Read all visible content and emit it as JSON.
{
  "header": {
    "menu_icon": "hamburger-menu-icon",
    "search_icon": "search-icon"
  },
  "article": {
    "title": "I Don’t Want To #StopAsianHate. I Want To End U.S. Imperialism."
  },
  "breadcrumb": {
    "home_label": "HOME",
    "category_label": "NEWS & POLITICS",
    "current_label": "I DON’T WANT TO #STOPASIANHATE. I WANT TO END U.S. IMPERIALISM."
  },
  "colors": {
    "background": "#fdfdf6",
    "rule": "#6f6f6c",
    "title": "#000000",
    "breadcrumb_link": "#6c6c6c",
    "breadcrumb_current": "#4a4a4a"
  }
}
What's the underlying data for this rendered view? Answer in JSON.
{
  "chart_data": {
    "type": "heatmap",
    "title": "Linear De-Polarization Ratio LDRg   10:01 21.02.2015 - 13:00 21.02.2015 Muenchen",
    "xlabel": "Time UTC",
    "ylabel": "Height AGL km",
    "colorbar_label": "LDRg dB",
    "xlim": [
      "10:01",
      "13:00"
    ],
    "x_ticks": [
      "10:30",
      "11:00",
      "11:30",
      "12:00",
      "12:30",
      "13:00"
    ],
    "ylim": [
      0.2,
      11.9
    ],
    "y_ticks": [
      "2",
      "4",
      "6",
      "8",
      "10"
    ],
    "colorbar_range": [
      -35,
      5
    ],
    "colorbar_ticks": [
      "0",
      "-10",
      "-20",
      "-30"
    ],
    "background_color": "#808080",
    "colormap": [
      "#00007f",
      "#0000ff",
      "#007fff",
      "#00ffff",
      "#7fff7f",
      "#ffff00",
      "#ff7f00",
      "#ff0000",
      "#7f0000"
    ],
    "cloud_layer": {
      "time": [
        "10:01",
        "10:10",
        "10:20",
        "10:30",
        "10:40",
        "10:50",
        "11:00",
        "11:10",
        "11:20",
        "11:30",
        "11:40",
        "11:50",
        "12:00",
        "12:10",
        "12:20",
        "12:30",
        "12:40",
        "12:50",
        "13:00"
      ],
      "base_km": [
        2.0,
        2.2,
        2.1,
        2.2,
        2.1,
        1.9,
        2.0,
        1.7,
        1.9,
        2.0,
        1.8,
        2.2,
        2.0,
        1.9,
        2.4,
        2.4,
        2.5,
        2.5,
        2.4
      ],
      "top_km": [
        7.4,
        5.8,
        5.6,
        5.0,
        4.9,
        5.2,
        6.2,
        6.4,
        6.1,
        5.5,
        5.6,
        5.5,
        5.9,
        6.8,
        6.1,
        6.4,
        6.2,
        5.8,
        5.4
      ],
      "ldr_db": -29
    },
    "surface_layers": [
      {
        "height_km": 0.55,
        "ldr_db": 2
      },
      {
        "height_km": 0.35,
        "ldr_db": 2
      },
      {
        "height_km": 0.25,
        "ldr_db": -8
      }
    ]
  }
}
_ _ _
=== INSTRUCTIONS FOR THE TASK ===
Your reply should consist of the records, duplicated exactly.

=== SOLUTION TO THE PROBLEM ===
Read all visible content and emit it as JSON.
{
  "header": {
    "menu_icon": "hamburger-menu-icon",
    "search_icon": "search-icon"
  },
  "article": {
    "title": "I Don’t Want To #StopAsianHate. I Want To End U.S. Imperialism."
  },
  "breadcrumb": {
    "home_label": "HOME",
    "category_label": "NEWS & POLITICS",
    "current_label": "I DON’T WANT TO #STOPASIANHATE. I WANT TO END U.S. IMPERIALISM."
  },
  "colors": {
    "background": "#fdfdf6",
    "rule": "#6f6f6c",
    "title": "#000000",
    "breadcrumb_link": "#6c6c6c",
    "breadcrumb_current": "#4a4a4a"
  }
}
What's the underlying data for this rendered view? Answer in JSON.
{
  "chart_data": {
    "type": "heatmap",
    "title": "Linear De-Polarization Ratio LDRg   10:01 21.02.2015 - 13:00 21.02.2015 Muenchen",
    "xlabel": "Time UTC",
    "ylabel": "Height AGL km",
    "colorbar_label": "LDRg dB",
    "xlim": [
      "10:01",
      "13:00"
    ],
    "x_ticks": [
      "10:30",
      "11:00",
      "11:30",
      "12:00",
      "12:30",
      "13:00"
    ],
    "ylim": [
      0.2,
      11.9
    ],
    "y_ticks": [
      "2",
      "4",
      "6",
      "8",
      "10"
    ],
    "colorbar_range": [
      -35,
      5
    ],
    "colorbar_ticks": [
      "0",
      "-10",
      "-20",
      "-30"
    ],
    "background_color": "#808080",
    "colormap": [
      "#00007f",
      "#0000ff",
      "#007fff",
      "#00ffff",
      "#7fff7f",
      "#ffff00",
      "#ff7f00",
      "#ff0000",
      "#7f0000"
    ],
    "cloud_layer": {
      "time": [
        "10:01",
        "10:10",
        "10:20",
        "10:30",
        "10:40",
        "10:50",
        "11:00",
        "11:10",
        "11:20",
        "11:30",
        "11:40",
        "11:50",
        "12:00",
        "12:10",
        "12:20",
        "12:30",
        "12:40",
        "12:50",
        "13:00"
      ],
      "base_km": [
        2.0,
        2.2,
        2.1,
        2.2,
        2.1,
        1.9,
        2.0,
        1.7,
        1.9,
        2.0,
        1.8,
        2.2,
        2.0,
        1.9,
        2.4,
        2.4,
        2.5,
        2.5,
        2.4
      ],
      "top_km": [
        7.4,
        5.8,
        5.6,
        5.0,
        4.9,
        5.2,
        6.2,
        6.4,
        6.1,
        5.5,
        5.6,
        5.5,
        5.9,
        6.8,
        6.1,
        6.4,
        6.2,
        5.8,
        5.4
      ],
      "ldr_db": -29
    },
    "surface_layers": [
      {
        "height_km": 0.55,
        "ldr_db": 2
      },
      {
        "height_km": 0.35,
        "ldr_db": 2
      },
      {
        "height_km": 0.25,
        "ldr_db": -8
      }
    ]
  }
}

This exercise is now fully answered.